- [WORK INSTRUCTIONS] When you find the word "value" in a line of the entries, please copy the whole line.

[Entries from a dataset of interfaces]
- Opening Delimiter -
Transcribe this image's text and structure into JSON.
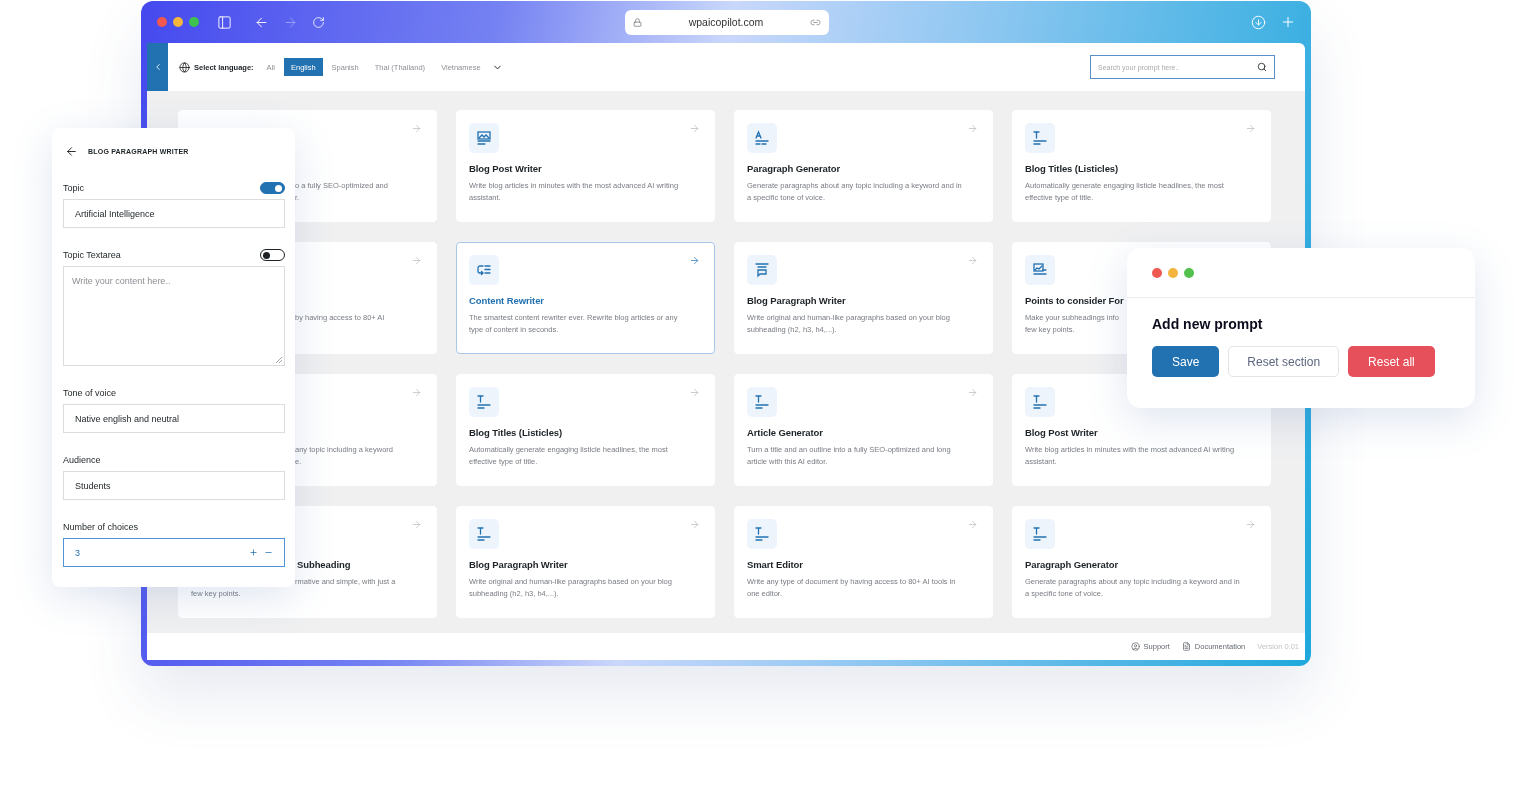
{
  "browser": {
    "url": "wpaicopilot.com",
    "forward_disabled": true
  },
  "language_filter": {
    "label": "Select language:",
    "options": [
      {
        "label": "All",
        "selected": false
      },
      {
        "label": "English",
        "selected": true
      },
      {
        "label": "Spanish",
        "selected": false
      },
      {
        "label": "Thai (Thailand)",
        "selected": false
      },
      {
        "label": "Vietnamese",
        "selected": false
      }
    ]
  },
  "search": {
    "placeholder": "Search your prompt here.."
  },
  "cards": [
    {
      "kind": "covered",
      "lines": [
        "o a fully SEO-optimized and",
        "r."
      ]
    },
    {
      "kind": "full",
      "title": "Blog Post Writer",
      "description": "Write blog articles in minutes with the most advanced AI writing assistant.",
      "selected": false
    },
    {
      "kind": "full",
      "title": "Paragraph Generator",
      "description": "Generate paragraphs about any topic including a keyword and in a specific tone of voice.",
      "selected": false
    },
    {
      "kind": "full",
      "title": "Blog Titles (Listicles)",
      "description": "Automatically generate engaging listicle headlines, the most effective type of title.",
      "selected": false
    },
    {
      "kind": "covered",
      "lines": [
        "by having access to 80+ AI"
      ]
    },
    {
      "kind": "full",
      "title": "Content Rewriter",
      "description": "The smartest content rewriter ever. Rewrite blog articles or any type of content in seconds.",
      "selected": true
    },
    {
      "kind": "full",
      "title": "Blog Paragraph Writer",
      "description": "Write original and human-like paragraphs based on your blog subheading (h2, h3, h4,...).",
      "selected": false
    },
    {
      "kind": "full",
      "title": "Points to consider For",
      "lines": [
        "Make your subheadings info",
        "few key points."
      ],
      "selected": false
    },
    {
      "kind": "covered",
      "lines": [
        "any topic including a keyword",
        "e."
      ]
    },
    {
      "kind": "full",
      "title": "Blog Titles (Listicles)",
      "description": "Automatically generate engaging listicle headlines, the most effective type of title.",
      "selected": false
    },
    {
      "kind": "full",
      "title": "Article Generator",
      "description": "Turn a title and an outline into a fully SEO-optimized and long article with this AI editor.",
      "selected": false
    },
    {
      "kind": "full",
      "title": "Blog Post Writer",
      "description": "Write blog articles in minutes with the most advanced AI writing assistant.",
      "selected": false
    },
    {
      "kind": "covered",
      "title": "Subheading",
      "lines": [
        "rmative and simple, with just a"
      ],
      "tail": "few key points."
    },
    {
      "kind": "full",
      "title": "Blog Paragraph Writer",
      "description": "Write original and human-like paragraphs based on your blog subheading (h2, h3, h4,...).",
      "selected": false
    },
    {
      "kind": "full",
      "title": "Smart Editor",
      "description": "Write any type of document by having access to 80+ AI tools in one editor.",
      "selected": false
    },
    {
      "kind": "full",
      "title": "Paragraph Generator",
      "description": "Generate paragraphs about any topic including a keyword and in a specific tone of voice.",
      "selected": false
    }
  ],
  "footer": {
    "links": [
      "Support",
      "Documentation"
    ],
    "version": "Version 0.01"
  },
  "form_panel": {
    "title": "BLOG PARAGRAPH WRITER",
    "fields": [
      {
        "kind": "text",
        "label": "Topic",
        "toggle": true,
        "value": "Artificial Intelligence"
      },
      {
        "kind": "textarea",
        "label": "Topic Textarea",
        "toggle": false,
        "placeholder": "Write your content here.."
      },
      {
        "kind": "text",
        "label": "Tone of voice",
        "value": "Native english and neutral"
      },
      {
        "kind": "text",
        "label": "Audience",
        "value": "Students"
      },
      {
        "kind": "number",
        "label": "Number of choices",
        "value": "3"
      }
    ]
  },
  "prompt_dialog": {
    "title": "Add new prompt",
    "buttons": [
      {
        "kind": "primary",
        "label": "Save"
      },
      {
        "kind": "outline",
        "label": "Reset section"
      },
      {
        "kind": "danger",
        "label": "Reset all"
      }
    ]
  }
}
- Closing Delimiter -
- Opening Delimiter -
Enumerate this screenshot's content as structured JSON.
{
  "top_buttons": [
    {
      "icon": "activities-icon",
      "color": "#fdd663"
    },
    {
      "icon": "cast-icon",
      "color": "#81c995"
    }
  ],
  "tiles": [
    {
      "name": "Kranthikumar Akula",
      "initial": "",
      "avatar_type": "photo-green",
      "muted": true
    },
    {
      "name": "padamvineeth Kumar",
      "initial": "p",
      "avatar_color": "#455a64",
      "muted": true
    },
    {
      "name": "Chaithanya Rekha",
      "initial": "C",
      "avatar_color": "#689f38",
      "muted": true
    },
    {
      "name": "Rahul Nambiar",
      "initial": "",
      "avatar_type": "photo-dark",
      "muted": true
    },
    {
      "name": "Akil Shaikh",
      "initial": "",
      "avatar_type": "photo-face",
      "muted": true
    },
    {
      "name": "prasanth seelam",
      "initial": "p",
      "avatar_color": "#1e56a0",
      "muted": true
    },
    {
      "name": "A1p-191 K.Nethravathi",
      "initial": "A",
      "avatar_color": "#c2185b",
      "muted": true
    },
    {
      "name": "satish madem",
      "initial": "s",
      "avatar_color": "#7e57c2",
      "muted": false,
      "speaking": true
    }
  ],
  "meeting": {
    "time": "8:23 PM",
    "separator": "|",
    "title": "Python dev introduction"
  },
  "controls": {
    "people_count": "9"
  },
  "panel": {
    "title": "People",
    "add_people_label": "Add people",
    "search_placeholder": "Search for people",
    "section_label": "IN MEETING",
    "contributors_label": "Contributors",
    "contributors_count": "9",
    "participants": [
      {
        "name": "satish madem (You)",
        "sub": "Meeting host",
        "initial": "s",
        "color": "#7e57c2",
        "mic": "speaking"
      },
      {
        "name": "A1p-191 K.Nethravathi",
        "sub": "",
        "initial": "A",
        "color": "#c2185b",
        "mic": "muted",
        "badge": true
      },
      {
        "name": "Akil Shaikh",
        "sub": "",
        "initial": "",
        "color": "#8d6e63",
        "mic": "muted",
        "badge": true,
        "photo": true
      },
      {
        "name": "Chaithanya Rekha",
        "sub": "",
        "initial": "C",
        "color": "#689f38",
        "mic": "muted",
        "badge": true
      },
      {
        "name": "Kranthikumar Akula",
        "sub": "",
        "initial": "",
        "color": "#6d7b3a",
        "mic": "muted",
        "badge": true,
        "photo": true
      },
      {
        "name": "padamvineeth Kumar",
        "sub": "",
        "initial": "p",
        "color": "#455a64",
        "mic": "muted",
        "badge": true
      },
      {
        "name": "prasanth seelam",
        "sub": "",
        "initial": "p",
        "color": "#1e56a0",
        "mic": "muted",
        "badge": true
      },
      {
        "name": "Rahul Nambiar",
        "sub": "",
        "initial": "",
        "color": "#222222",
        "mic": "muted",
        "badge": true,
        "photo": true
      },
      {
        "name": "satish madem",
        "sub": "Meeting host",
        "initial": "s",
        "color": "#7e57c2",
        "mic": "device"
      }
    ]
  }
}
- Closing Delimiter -
- [RESPONSE TO THE TASK]
        "value": "Artificial Intelligence"
        "value": "Native english and neutral"
        "value": "Students"
        "value": "3"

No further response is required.